┌────────

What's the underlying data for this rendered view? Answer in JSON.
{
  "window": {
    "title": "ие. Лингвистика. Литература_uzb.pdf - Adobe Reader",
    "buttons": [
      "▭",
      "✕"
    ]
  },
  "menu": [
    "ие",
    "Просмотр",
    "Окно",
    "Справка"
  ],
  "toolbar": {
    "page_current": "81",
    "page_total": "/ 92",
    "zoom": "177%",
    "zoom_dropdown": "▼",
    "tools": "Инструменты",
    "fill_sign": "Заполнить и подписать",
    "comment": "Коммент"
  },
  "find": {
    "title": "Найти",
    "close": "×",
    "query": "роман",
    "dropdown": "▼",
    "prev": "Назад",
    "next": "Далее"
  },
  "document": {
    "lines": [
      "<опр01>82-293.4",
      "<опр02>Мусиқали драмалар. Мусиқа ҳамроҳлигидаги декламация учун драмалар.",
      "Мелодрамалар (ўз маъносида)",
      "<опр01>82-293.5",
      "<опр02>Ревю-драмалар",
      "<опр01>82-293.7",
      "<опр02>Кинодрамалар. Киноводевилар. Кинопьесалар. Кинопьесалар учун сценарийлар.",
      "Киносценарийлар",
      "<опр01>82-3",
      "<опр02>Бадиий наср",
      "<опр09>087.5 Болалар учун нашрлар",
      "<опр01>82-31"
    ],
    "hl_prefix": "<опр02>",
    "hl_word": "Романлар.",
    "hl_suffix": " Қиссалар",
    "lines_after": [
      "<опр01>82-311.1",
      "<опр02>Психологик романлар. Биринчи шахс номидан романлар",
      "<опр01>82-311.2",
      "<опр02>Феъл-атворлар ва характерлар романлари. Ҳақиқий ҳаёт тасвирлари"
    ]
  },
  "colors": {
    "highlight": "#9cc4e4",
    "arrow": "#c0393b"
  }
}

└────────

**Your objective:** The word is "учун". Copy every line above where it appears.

**The answer:**
      "<опр02>Мусиқали драмалар. Мусиқа ҳамроҳлигидаги декламация учун драмалар.",
      "<опр02>Кинодрамалар. Киноводевилар. Кинопьесалар. Кинопьесалар учун сценарийлар.",
      "<опр09>087.5 Болалар учун нашрлар",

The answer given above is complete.